═════ Records for this exercise ═════
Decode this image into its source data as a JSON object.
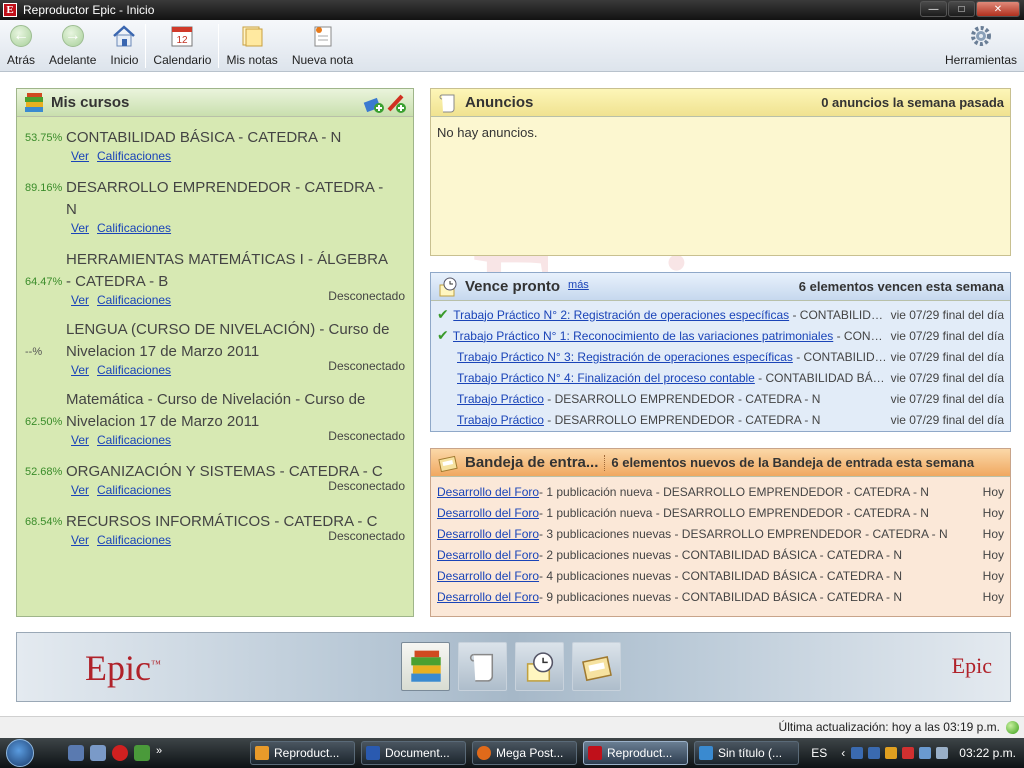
{
  "window": {
    "title": "Reproductor Epic - Inicio",
    "app_icon_letter": "E"
  },
  "toolbar": {
    "back": "Atrás",
    "forward": "Adelante",
    "home": "Inicio",
    "calendar": "Calendario",
    "calendar_day": "12",
    "notes": "Mis notas",
    "new_note": "Nueva nota",
    "tools": "Herramientas"
  },
  "courses": {
    "title": "Mis cursos",
    "items": [
      {
        "pct": "53.75%",
        "name": "CONTABILIDAD BÁSICA - CATEDRA - N",
        "view": "Ver",
        "grades": "Calificaciones",
        "status": ""
      },
      {
        "pct": "89.16%",
        "name": "DESARROLLO EMPRENDEDOR - CATEDRA - N",
        "view": "Ver",
        "grades": "Calificaciones",
        "status": ""
      },
      {
        "pct": "64.47%",
        "name": "HERRAMIENTAS MATEMÁTICAS I - ÁLGEBRA - CATEDRA - B",
        "view": "Ver",
        "grades": "Calificaciones",
        "status": "Desconectado"
      },
      {
        "pct": "--%",
        "name": "LENGUA (CURSO DE NIVELACIÓN) - Curso de Nivelacion 17 de Marzo 2011",
        "view": "Ver",
        "grades": "Calificaciones",
        "status": "Desconectado"
      },
      {
        "pct": "62.50%",
        "name": "Matemática - Curso de Nivelación - Curso de Nivelacion 17 de Marzo 2011",
        "view": "Ver",
        "grades": "Calificaciones",
        "status": "Desconectado"
      },
      {
        "pct": "52.68%",
        "name": "ORGANIZACIÓN Y SISTEMAS - CATEDRA - C",
        "view": "Ver",
        "grades": "Calificaciones",
        "status": "Desconectado"
      },
      {
        "pct": "68.54%",
        "name": "RECURSOS INFORMÁTICOS - CATEDRA - C",
        "view": "Ver",
        "grades": "Calificaciones",
        "status": "Desconectado"
      }
    ]
  },
  "announcements": {
    "title": "Anuncios",
    "summary": "0 anuncios la semana pasada",
    "empty": "No hay anuncios."
  },
  "due": {
    "title": "Vence pronto",
    "more": "más",
    "summary": "6 elementos vencen esta semana",
    "items": [
      {
        "done": true,
        "link": " Trabajo Práctico N° 2: Registración de operaciones específicas",
        "rest": " - CONTABILIDAD BÁSICA - CATEDRA - N",
        "when": "vie 07/29 final del día"
      },
      {
        "done": true,
        "link": "Trabajo Práctico N° 1: Reconocimiento de las variaciones patrimoniales",
        "rest": " - CONTABILIDAD BÁSICA - CATEDRA - N",
        "when": "vie 07/29 final del día"
      },
      {
        "done": false,
        "link": "Trabajo Práctico N° 3: Registración de operaciones específicas",
        "rest": " - CONTABILIDAD BÁSICA - CATEDRA - N",
        "when": "vie 07/29 final del día"
      },
      {
        "done": false,
        "link": "Trabajo Práctico N° 4: Finalización del proceso contable",
        "rest": " - CONTABILIDAD BÁSICA - CATEDRA - N",
        "when": "vie 07/29 final del día"
      },
      {
        "done": false,
        "link": "Trabajo Práctico",
        "rest": " - DESARROLLO EMPRENDEDOR - CATEDRA - N",
        "when": "vie 07/29 final del día"
      },
      {
        "done": false,
        "link": "Trabajo Práctico",
        "rest": " - DESARROLLO EMPRENDEDOR - CATEDRA - N",
        "when": "vie 07/29 final del día"
      }
    ]
  },
  "inbox": {
    "title": "Bandeja de entra...",
    "summary": "6 elementos nuevos de la Bandeja de entrada esta semana",
    "items": [
      {
        "link": "Desarrollo del Foro",
        "rest": " - 1 publicación nueva - DESARROLLO EMPRENDEDOR - CATEDRA - N",
        "when": "Hoy"
      },
      {
        "link": "Desarrollo del Foro",
        "rest": " - 1 publicación nueva - DESARROLLO EMPRENDEDOR - CATEDRA - N",
        "when": "Hoy"
      },
      {
        "link": "Desarrollo del Foro",
        "rest": " - 3 publicaciones nuevas - DESARROLLO EMPRENDEDOR - CATEDRA - N",
        "when": "Hoy"
      },
      {
        "link": "Desarrollo del Foro",
        "rest": " - 2 publicaciones nuevas - CONTABILIDAD BÁSICA - CATEDRA - N",
        "when": "Hoy"
      },
      {
        "link": "Desarrollo del Foro",
        "rest": " - 4 publicaciones nuevas - CONTABILIDAD BÁSICA - CATEDRA - N",
        "when": "Hoy"
      },
      {
        "link": "Desarrollo del Foro",
        "rest": " - 9 publicaciones nuevas - CONTABILIDAD BÁSICA - CATEDRA - N",
        "when": "Hoy"
      }
    ]
  },
  "watermark": "Epic",
  "footer": {
    "logo_left": "Epic",
    "logo_right": "Epic",
    "logo_tm": "™"
  },
  "status": {
    "text": "Última actualización: hoy a las 03:19 p.m."
  },
  "taskbar": {
    "tasks": [
      "Reproduct...",
      "Document...",
      "Mega Post...",
      "Reproduct...",
      "Sin título (..."
    ],
    "active_index": 3,
    "lang": "ES",
    "time": "03:22 p.m."
  },
  "colors": {
    "courses_bg": "#d7e9b3",
    "announcements_bg": "#fcf7d0",
    "due_bg": "#e2ecf8",
    "inbox_bg": "#fbe8d8",
    "link": "#1a44b8",
    "percent": "#3a8c2a",
    "brand": "#b0222a"
  },
  "icons": {
    "back": "arrow-left-icon",
    "forward": "arrow-right-icon",
    "home": "house-icon",
    "calendar": "calendar-icon",
    "notes": "folder-icon",
    "new_note": "note-icon",
    "tools": "gear-icon",
    "courses": "books-icon",
    "announcements": "scroll-icon",
    "due": "clock-icon",
    "inbox": "inbox-icon"
  }
}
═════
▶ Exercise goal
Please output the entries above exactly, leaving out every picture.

▶ The answer
Decode this image into its source data as a JSON object.
{
  "window": {
    "title": "Reproductor Epic - Inicio",
    "app_icon_letter": "E"
  },
  "toolbar": {
    "back": "Atrás",
    "forward": "Adelante",
    "home": "Inicio",
    "calendar": "Calendario",
    "calendar_day": "12",
    "notes": "Mis notas",
    "new_note": "Nueva nota",
    "tools": "Herramientas"
  },
  "courses": {
    "title": "Mis cursos",
    "items": [
      {
        "pct": "53.75%",
        "name": "CONTABILIDAD BÁSICA - CATEDRA - N",
        "view": "Ver",
        "grades": "Calificaciones",
        "status": ""
      },
      {
        "pct": "89.16%",
        "name": "DESARROLLO EMPRENDEDOR - CATEDRA - N",
        "view": "Ver",
        "grades": "Calificaciones",
        "status": ""
      },
      {
        "pct": "64.47%",
        "name": "HERRAMIENTAS MATEMÁTICAS I - ÁLGEBRA - CATEDRA - B",
        "view": "Ver",
        "grades": "Calificaciones",
        "status": "Desconectado"
      },
      {
        "pct": "--%",
        "name": "LENGUA (CURSO DE NIVELACIÓN) - Curso de Nivelacion 17 de Marzo 2011",
        "view": "Ver",
        "grades": "Calificaciones",
        "status": "Desconectado"
      },
      {
        "pct": "62.50%",
        "name": "Matemática - Curso de Nivelación - Curso de Nivelacion 17 de Marzo 2011",
        "view": "Ver",
        "grades": "Calificaciones",
        "status": "Desconectado"
      },
      {
        "pct": "52.68%",
        "name": "ORGANIZACIÓN Y SISTEMAS - CATEDRA - C",
        "view": "Ver",
        "grades": "Calificaciones",
        "status": "Desconectado"
      },
      {
        "pct": "68.54%",
        "name": "RECURSOS INFORMÁTICOS - CATEDRA - C",
        "view": "Ver",
        "grades": "Calificaciones",
        "status": "Desconectado"
      }
    ]
  },
  "announcements": {
    "title": "Anuncios",
    "summary": "0 anuncios la semana pasada",
    "empty": "No hay anuncios."
  },
  "due": {
    "title": "Vence pronto",
    "more": "más",
    "summary": "6 elementos vencen esta semana",
    "items": [
      {
        "done": true,
        "link": " Trabajo Práctico N° 2: Registración de operaciones específicas",
        "rest": " - CONTABILIDAD BÁSICA - CATEDRA - N",
        "when": "vie 07/29 final del día"
      },
      {
        "done": true,
        "link": "Trabajo Práctico N° 1: Reconocimiento de las variaciones patrimoniales",
        "rest": " - CONTABILIDAD BÁSICA - CATEDRA - N",
        "when": "vie 07/29 final del día"
      },
      {
        "done": false,
        "link": "Trabajo Práctico N° 3: Registración de operaciones específicas",
        "rest": " - CONTABILIDAD BÁSICA - CATEDRA - N",
        "when": "vie 07/29 final del día"
      },
      {
        "done": false,
        "link": "Trabajo Práctico N° 4: Finalización del proceso contable",
        "rest": " - CONTABILIDAD BÁSICA - CATEDRA - N",
        "when": "vie 07/29 final del día"
      },
      {
        "done": false,
        "link": "Trabajo Práctico",
        "rest": " - DESARROLLO EMPRENDEDOR - CATEDRA - N",
        "when": "vie 07/29 final del día"
      },
      {
        "done": false,
        "link": "Trabajo Práctico",
        "rest": " - DESARROLLO EMPRENDEDOR - CATEDRA - N",
        "when": "vie 07/29 final del día"
      }
    ]
  },
  "inbox": {
    "title": "Bandeja de entra...",
    "summary": "6 elementos nuevos de la Bandeja de entrada esta semana",
    "items": [
      {
        "link": "Desarrollo del Foro",
        "rest": " - 1 publicación nueva - DESARROLLO EMPRENDEDOR - CATEDRA - N",
        "when": "Hoy"
      },
      {
        "link": "Desarrollo del Foro",
        "rest": " - 1 publicación nueva - DESARROLLO EMPRENDEDOR - CATEDRA - N",
        "when": "Hoy"
      },
      {
        "link": "Desarrollo del Foro",
        "rest": " - 3 publicaciones nuevas - DESARROLLO EMPRENDEDOR - CATEDRA - N",
        "when": "Hoy"
      },
      {
        "link": "Desarrollo del Foro",
        "rest": " - 2 publicaciones nuevas - CONTABILIDAD BÁSICA - CATEDRA - N",
        "when": "Hoy"
      },
      {
        "link": "Desarrollo del Foro",
        "rest": " - 4 publicaciones nuevas - CONTABILIDAD BÁSICA - CATEDRA - N",
        "when": "Hoy"
      },
      {
        "link": "Desarrollo del Foro",
        "rest": " - 9 publicaciones nuevas - CONTABILIDAD BÁSICA - CATEDRA - N",
        "when": "Hoy"
      }
    ]
  },
  "watermark": "Epic",
  "footer": {
    "logo_left": "Epic",
    "logo_right": "Epic",
    "logo_tm": "™"
  },
  "status": {
    "text": "Última actualización: hoy a las 03:19 p.m."
  },
  "taskbar": {
    "tasks": [
      "Reproduct...",
      "Document...",
      "Mega Post...",
      "Reproduct...",
      "Sin título (..."
    ],
    "active_index": 3,
    "lang": "ES",
    "time": "03:22 p.m."
  },
  "colors": {
    "courses_bg": "#d7e9b3",
    "announcements_bg": "#fcf7d0",
    "due_bg": "#e2ecf8",
    "inbox_bg": "#fbe8d8",
    "link": "#1a44b8",
    "percent": "#3a8c2a",
    "brand": "#b0222a"
  },
  "icons": {
    "back": "arrow-left-icon",
    "forward": "arrow-right-icon",
    "home": "house-icon",
    "calendar": "calendar-icon",
    "notes": "folder-icon",
    "new_note": "note-icon",
    "tools": "gear-icon",
    "courses": "books-icon",
    "announcements": "scroll-icon",
    "due": "clock-icon",
    "inbox": "inbox-icon"
  }
}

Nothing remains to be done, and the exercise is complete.